Josephine Teo: Raising dormitory standards 'right thing to do', will first focus on containing Covid-19 spread

Teo said that she will deal with this issue in a dedicated way, concluding that 'you have my word'.

Martino Tan | April 06, 2020, 11:18 PM

Manpower Minister Josephine Teo has elaborated on minimising the further spread of Covid-19 in foreign worker dormitories, and said unequivocally that there is no question in her mind that standards in dormitories should be raised.

However, she urged Singaporeans to let her MOM team focus on managing the enormity of the task of containing the transmission of Covid-19 at the dormitories first, before dealing with the living standards issue in a more dedicated way.

Her Facebook post also addressed the online chatter surrounding Ambassador-at-Large Tommy Koh's criticisms on the poor conditions of foreign worker dormitories.

Tommy Koh's criticism

In a Facebook post on Apr. 6, Koh said the dormitories were like a "time bomb waiting to explode", and added that "the way Singapore treats its foreign workers is not First World but Third World".

Koh was referring to an article published by the Straits Times (ST), where workers from S11 dormitory told ST that their rooms are "infested with cockroaches" and the "toilets are overflowing."

In response, Johnathan Cheah, Managing Director, S11 Dormitories, told Mothership.sg that they have managed to increase their cleaning crew by another 10 cleaners and "the situation has vastly improved over the past 24 hours".

Many foreign workers previously lived in very poor & unhygienic conditions

First, Teo provided the historical context on the previous living conditions of foreign workers, according to a Ministry of Manpower (MOM) press release on Apr. 6.

She said that many foreign workers lived in very poor and unhygienic conditions before such dormitories were built. In fact, their employers would often house them at the sites where they worked just to save costs.

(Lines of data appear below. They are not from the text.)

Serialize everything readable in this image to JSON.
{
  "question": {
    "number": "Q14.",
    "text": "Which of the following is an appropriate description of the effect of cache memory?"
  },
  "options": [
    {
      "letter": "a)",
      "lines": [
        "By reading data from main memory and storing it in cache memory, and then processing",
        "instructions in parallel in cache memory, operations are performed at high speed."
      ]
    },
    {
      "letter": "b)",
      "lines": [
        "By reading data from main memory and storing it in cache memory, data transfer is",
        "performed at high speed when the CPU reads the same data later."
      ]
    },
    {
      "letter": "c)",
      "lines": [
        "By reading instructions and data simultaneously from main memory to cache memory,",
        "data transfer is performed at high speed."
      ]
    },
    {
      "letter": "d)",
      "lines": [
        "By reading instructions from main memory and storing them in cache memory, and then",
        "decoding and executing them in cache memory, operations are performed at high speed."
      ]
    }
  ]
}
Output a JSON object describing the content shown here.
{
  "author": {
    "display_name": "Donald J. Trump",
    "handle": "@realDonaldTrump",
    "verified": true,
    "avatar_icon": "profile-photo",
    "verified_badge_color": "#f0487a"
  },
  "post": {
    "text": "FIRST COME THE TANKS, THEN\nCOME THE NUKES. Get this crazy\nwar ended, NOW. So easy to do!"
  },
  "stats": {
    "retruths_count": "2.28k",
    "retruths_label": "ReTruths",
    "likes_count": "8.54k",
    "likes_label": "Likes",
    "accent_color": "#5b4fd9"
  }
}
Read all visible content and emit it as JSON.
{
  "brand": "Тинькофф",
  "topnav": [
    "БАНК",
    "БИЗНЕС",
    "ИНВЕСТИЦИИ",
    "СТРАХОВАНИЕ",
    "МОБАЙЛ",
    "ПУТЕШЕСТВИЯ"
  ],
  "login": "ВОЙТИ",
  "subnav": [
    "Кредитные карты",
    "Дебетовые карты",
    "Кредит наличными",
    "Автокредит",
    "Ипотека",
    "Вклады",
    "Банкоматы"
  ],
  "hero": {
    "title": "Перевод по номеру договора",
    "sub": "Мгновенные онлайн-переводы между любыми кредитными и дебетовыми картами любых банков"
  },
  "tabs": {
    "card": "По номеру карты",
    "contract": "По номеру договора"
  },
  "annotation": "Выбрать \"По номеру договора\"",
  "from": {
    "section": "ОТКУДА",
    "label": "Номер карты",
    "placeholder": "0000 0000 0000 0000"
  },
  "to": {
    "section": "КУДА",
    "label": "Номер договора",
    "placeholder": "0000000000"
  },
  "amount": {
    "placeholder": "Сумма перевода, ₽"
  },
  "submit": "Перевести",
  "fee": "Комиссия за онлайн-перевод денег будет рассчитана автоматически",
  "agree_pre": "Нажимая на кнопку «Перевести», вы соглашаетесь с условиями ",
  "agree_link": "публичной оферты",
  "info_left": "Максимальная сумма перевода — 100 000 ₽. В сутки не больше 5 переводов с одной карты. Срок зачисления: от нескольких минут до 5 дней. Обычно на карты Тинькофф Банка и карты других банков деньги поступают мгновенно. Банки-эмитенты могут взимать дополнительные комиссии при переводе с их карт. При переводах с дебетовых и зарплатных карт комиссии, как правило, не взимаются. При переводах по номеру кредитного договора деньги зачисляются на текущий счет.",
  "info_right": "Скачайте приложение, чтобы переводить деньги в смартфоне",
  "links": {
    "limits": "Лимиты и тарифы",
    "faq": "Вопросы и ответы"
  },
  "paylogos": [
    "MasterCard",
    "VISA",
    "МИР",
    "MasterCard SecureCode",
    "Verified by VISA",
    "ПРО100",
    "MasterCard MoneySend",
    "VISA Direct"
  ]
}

Over the years, around 200,000 of them now live in purpose-built dormitories like [email protected] and Westlite Toh Guan.

Second, Teo shared why the decision was taken to build the current dormitories.

It was in fact to raise standards and take care of the workers wellbeing. Teo noted that Singapore now have 43 of such dormitories in Singapore.

In numbers of numbers, it was akin to building up the whole of Ang Mo Kio or Pasir Ris-Punggol towns.

Licence conditions must be adhered to, including sanitation

The purpose-built dormitories have the following facilities:

  • Proper sleeping rooms with beds
  • Dedicated toilet and shower facilities
  • Recreational spaces with TVs, newspapers etc
  • Supermarkets or minimarts, stocked with food, snacks and necessities according to the workers’ preferences

    dedicated sick bays

Teo said that the dormitories are licensed under the Foreign Employee Dormitories Act, requiring operators to comply with a set of licence conditions including maintaining standards for cleanliness, water supply, sanitation and hygiene of premises.

Moreover, MOM officers conduct regular inspections to ensure that licence conditions are adhered to.

Covid-19 shows public the important of raising standards at worker dormitories

Third, Teo shared the challenges of raising standards in dormitories, as they increased costs for the employers and the public.

Nevertheless, she hopes that the Covid-19 episode demonstrates to the employers and the wider public that "raising standards at worker dormitories is not only the right thing to do, but also in our own interests".

She also hopes that Singaporeans would be willing to accept the higher costs that come with higher standards.

Teo: My team is already working round-the-clock

In the meantime, Teo urged Singaporeans to let her team focus on the Covid-19 situation.

She revealed that her team is "already working round-the-clock".

This is because they are on the frontlines dealing with the tense conditions in managing the 200,000 workers, who are spread out in 43 dormitories.

She urged Singaporeans not to demoralise the MOM staff with finger-pointing.

Finally she promised Singaporeans that "you have my word" that MOM will deal with the living conditions of dormitories in a dedicated way after the Covid-19 “circuit breaker” measures that will start tomorrow (Apr. 7).

The measures will include shutting down most workplaces and all schools.

Food establishments, markets and supermarkets, clinics, hospitals, utilities, transport and key banking services will remain open.

You can see Teo's post below:

Related story:

Top photo from Josephine Teo Facebook.